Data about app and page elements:
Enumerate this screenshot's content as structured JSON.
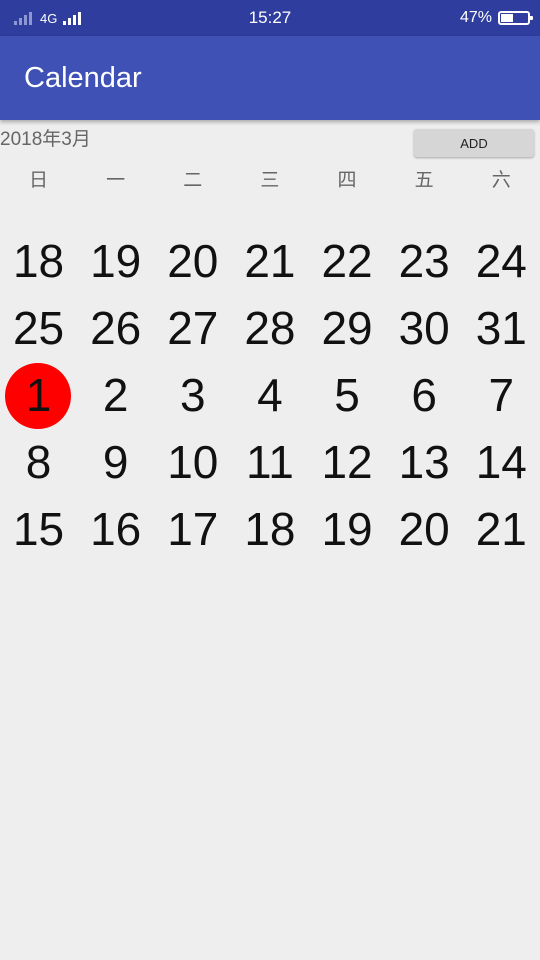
{
  "status_bar": {
    "network": "4G",
    "time": "15:27",
    "battery_percent": "47%",
    "battery_level": 0.47
  },
  "app_bar": {
    "title": "Calendar"
  },
  "month_label": "2018年3月",
  "add_button_label": "ADD",
  "weekdays": [
    "日",
    "一",
    "二",
    "三",
    "四",
    "五",
    "六"
  ],
  "weeks": [
    [
      "18",
      "19",
      "20",
      "21",
      "22",
      "23",
      "24"
    ],
    [
      "25",
      "26",
      "27",
      "28",
      "29",
      "30",
      "31"
    ],
    [
      "1",
      "2",
      "3",
      "4",
      "5",
      "6",
      "7"
    ],
    [
      "8",
      "9",
      "10",
      "11",
      "12",
      "13",
      "14"
    ],
    [
      "15",
      "16",
      "17",
      "18",
      "19",
      "20",
      "21"
    ]
  ],
  "selected_day": "1",
  "colors": {
    "status_bar": "#2f3e9e",
    "app_bar": "#3f51b5",
    "selected_circle": "#ff0000",
    "background": "#eeeeee"
  }
}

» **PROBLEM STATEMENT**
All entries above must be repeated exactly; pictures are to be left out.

» **ANSWER BOX**
Enumerate this screenshot's content as structured JSON.
{
  "status_bar": {
    "network": "4G",
    "time": "15:27",
    "battery_percent": "47%",
    "battery_level": 0.47
  },
  "app_bar": {
    "title": "Calendar"
  },
  "month_label": "2018年3月",
  "add_button_label": "ADD",
  "weekdays": [
    "日",
    "一",
    "二",
    "三",
    "四",
    "五",
    "六"
  ],
  "weeks": [
    [
      "18",
      "19",
      "20",
      "21",
      "22",
      "23",
      "24"
    ],
    [
      "25",
      "26",
      "27",
      "28",
      "29",
      "30",
      "31"
    ],
    [
      "1",
      "2",
      "3",
      "4",
      "5",
      "6",
      "7"
    ],
    [
      "8",
      "9",
      "10",
      "11",
      "12",
      "13",
      "14"
    ],
    [
      "15",
      "16",
      "17",
      "18",
      "19",
      "20",
      "21"
    ]
  ],
  "selected_day": "1",
  "colors": {
    "status_bar": "#2f3e9e",
    "app_bar": "#3f51b5",
    "selected_circle": "#ff0000",
    "background": "#eeeeee"
  }
}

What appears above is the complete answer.